Wow-this hits the spot, even this far out from the original post.

 

Beginning my 6th month from 'jumping' off Klonopin.  Typing this in the middle of the night-the insomnia is just about intolerable.  And the comment above about family; hell yah...I'm just attention-seeking, a whiner.  The feeling of isolation-of being discarded by not only family but society.

 

I guess it's fortunate I can't afford all the supplements I see recommended...taking Vit C, magnesium, and iodine.  And I did just spring for the Lactium I've seen discussed here and on Beyond Meds...so desparate to sleep-I'd be happy with 5 hours...

 

Tomorrow my internet access will be more limited-and I don't think now that's such a bad thing...tmi causing the catastrophic thinking...and thinking positive has never been easy for me.  Alex's post helps me see what I'm doing to myself.  Thanks.  

I would like to more about how you are doing .

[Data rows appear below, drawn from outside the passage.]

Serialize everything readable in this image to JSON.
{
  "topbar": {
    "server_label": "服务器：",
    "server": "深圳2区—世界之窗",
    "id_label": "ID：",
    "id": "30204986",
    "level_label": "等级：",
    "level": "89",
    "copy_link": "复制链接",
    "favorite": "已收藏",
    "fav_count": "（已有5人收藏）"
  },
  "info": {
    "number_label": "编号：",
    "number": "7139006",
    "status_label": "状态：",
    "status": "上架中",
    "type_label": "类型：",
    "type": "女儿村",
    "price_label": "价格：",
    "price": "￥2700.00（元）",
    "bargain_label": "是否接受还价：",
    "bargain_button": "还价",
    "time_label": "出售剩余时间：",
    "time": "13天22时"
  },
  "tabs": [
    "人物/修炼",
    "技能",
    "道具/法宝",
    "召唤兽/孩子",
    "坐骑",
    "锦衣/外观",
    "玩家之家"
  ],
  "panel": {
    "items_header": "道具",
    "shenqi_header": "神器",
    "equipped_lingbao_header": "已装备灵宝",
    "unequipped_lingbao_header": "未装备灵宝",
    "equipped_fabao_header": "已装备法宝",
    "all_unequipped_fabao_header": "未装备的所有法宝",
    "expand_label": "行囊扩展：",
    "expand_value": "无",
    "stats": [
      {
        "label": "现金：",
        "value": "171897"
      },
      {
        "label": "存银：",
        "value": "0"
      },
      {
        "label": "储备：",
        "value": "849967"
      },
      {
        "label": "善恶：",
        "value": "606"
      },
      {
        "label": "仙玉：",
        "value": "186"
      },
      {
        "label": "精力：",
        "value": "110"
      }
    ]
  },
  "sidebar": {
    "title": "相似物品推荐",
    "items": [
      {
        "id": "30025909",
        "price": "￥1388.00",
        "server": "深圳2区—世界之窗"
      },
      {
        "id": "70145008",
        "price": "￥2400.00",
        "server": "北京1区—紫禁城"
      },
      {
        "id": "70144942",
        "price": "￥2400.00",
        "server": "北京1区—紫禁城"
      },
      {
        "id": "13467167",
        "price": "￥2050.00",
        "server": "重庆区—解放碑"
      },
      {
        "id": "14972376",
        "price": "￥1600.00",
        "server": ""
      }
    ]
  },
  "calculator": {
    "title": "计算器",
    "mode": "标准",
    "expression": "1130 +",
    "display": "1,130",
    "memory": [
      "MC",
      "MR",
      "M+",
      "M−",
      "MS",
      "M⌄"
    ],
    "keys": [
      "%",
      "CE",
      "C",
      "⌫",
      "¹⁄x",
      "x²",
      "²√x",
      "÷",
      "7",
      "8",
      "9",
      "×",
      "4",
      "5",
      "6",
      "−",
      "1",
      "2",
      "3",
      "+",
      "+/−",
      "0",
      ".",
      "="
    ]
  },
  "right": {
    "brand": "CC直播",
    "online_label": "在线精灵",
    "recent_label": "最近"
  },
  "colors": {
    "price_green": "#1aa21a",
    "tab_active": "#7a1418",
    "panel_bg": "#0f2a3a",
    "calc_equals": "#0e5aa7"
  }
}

2000  September start Xanax .05 mg  stop September 2002  start klonopin September 2002   November 2015 dose increased to 1mg x2   August 16 2016  STOP klonopin DETOX  11 days  took drug to detox but I can't remember what it was stopped drug 11 days August 27 th 2016 start August 27 gabapenton 100 mg 4x per day  increase to 300 3x   October 2016 stopped gabapenton Started mertazapen 15 mg October 1 2006 reduce December 27- 29 2016 7.5  updose December 30  reduced January 1 2017 11.25 mg mertazapine  Stopped January 13 January 19  Reinstated to current dose of 15mg
Note Taking supplements from the ROAD BACK  1500 MG omega 3  body calm  tart cherry and as of yesterday i ounce of tart cherry juice 2x per day